A new season brings new hope though and even with a severely depleted squad, the brace of last minute canny signings means that there is a faint air of optimism around Blackpool despite the bookies seemingly determined to dump them out of the Championship.

Of course it will take time for the mini squad to gel and there are more new signings promised. God knows how many and how cheap but it's all about who blinks first - Paul Ince or Oyston- the fact that that the manager is not nicknamed the guvnor for nothing gives fans hope as he attempts to prize open one of the steeliest vaults in football. One hidden away in a boardroom lined by the timbers from an ancient ship wreck on Blackpool beach, giving it the air of an Arthur Daley saving money by using driftwood or of a pirate's lair were the doubloons and ill-gotten gain are squirreled away.

Fortunately the season has started with a tidy 3-1 away to newly promoted Doncaster Rovers which is a fine start, especially in a game that seemed to heading for a draw until the Pool remembered that they were actually a good, if very thin side.

An early season away trip to a newly promoted club with a lot to prove and still enjoying the warm glow of promotion is never an easy number and it's a great start to the season.

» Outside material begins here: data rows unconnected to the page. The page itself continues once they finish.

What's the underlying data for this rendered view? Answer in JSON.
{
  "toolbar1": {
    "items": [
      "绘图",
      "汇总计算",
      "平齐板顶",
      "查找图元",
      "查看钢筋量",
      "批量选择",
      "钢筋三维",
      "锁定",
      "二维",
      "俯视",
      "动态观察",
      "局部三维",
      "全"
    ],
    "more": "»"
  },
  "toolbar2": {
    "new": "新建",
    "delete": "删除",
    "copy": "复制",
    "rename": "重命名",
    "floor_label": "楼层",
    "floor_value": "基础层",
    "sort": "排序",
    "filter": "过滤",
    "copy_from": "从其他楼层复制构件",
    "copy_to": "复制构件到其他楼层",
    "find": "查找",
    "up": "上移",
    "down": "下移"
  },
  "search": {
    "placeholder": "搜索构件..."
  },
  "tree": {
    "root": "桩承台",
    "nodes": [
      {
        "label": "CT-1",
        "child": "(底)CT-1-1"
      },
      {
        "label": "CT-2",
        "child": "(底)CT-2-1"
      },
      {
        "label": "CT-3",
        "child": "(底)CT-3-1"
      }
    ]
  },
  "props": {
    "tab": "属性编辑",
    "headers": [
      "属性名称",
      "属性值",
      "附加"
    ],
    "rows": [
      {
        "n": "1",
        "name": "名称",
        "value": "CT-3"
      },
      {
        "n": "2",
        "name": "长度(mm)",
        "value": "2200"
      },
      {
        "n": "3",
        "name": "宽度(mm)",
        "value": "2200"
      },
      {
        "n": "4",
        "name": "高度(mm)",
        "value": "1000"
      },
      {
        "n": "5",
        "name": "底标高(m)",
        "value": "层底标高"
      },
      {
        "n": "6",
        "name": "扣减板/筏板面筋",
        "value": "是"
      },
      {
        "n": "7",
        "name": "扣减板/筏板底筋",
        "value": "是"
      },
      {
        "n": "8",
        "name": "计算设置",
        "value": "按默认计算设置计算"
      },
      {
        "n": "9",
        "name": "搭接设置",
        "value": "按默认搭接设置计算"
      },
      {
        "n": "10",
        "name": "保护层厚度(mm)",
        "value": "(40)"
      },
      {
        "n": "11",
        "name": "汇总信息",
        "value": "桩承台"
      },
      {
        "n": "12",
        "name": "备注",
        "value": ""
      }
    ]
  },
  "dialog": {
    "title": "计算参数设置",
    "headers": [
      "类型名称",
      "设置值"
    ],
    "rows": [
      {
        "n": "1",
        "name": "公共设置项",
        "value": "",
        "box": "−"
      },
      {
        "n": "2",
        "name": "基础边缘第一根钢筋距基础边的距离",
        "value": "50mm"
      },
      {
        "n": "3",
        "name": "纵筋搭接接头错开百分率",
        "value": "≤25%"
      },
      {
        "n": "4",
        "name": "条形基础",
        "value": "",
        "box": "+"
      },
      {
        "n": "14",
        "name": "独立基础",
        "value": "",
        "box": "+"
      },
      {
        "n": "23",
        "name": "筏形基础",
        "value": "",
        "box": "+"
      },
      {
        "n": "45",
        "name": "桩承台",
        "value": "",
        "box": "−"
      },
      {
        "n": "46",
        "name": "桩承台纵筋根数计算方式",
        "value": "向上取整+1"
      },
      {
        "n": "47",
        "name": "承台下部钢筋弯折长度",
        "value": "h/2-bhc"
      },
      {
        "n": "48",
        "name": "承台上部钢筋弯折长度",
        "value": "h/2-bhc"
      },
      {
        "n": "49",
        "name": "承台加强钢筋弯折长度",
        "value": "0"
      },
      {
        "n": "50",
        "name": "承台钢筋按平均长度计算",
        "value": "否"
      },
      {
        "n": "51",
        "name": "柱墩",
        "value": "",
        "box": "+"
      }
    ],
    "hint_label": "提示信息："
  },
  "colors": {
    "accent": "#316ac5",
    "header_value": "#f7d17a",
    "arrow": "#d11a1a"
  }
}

God knows where it will go from here; mid-table Championship is what the club is capable of at a minimum but without proper investment it could be that most cliched of cliches, somehow apt in the context of the the UK's number one holiday resort: a real roller-coaster ride...